---- Data for the task

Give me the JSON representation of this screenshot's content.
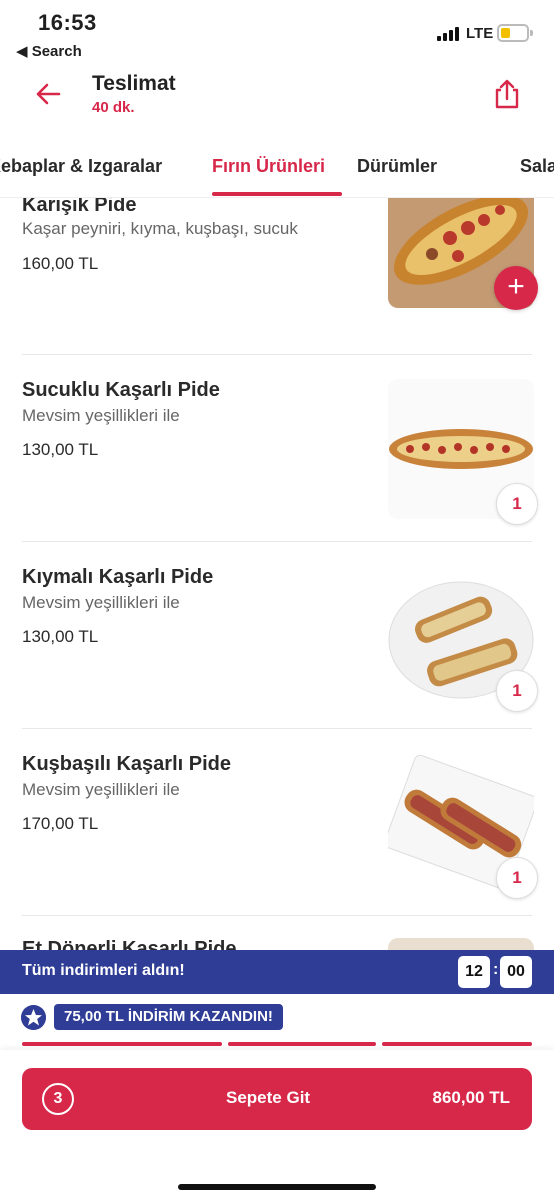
{
  "status_bar": {
    "time": "16:53",
    "back_app": "◀ Search",
    "network": "LTE"
  },
  "header": {
    "title": "Teslimat",
    "subtitle": "40 dk."
  },
  "tabs": [
    {
      "label": "Kebaplar & Izgaralar"
    },
    {
      "label": "Fırın Ürünleri",
      "active": true
    },
    {
      "label": "Dürümler"
    },
    {
      "label": "Salatalar"
    }
  ],
  "products": [
    {
      "name": "Karışık Pide",
      "desc": "Kaşar peyniri, kıyma, kuşbaşı, sucuk",
      "price": "160,00 TL",
      "action": "+"
    },
    {
      "name": "Sucuklu Kaşarlı Pide",
      "desc": "Mevsim yeşillikleri ile",
      "price": "130,00 TL",
      "qty": "1"
    },
    {
      "name": "Kıymalı Kaşarlı Pide",
      "desc": "Mevsim yeşillikleri ile",
      "price": "130,00 TL",
      "qty": "1"
    },
    {
      "name": "Kuşbaşılı Kaşarlı Pide",
      "desc": "Mevsim yeşillikleri ile",
      "price": "170,00 TL",
      "qty": "1"
    },
    {
      "name": "Et Dönerli Kaşarlı Pide"
    }
  ],
  "discount_banner": {
    "text": "Tüm indirimleri aldın!",
    "timer_min": "12",
    "timer_sep": ":",
    "timer_sec": "00"
  },
  "promo": {
    "text": "75,00 TL İNDİRİM KAZANDIN!"
  },
  "cart": {
    "count": "3",
    "label": "Sepete Git",
    "total": "860,00 TL"
  },
  "colors": {
    "primary": "#d7284a",
    "banner": "#2f3d97"
  }
}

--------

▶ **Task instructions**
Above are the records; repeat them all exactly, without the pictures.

▶ **Result of the exercise**
Give me the JSON representation of this screenshot's content.
{
  "status_bar": {
    "time": "16:53",
    "back_app": "◀ Search",
    "network": "LTE"
  },
  "header": {
    "title": "Teslimat",
    "subtitle": "40 dk."
  },
  "tabs": [
    {
      "label": "Kebaplar & Izgaralar"
    },
    {
      "label": "Fırın Ürünleri",
      "active": true
    },
    {
      "label": "Dürümler"
    },
    {
      "label": "Salatalar"
    }
  ],
  "products": [
    {
      "name": "Karışık Pide",
      "desc": "Kaşar peyniri, kıyma, kuşbaşı, sucuk",
      "price": "160,00 TL",
      "action": "+"
    },
    {
      "name": "Sucuklu Kaşarlı Pide",
      "desc": "Mevsim yeşillikleri ile",
      "price": "130,00 TL",
      "qty": "1"
    },
    {
      "name": "Kıymalı Kaşarlı Pide",
      "desc": "Mevsim yeşillikleri ile",
      "price": "130,00 TL",
      "qty": "1"
    },
    {
      "name": "Kuşbaşılı Kaşarlı Pide",
      "desc": "Mevsim yeşillikleri ile",
      "price": "170,00 TL",
      "qty": "1"
    },
    {
      "name": "Et Dönerli Kaşarlı Pide"
    }
  ],
  "discount_banner": {
    "text": "Tüm indirimleri aldın!",
    "timer_min": "12",
    "timer_sep": ":",
    "timer_sec": "00"
  },
  "promo": {
    "text": "75,00 TL İNDİRİM KAZANDIN!"
  },
  "cart": {
    "count": "3",
    "label": "Sepete Git",
    "total": "860,00 TL"
  },
  "colors": {
    "primary": "#d7284a",
    "banner": "#2f3d97"
  }
}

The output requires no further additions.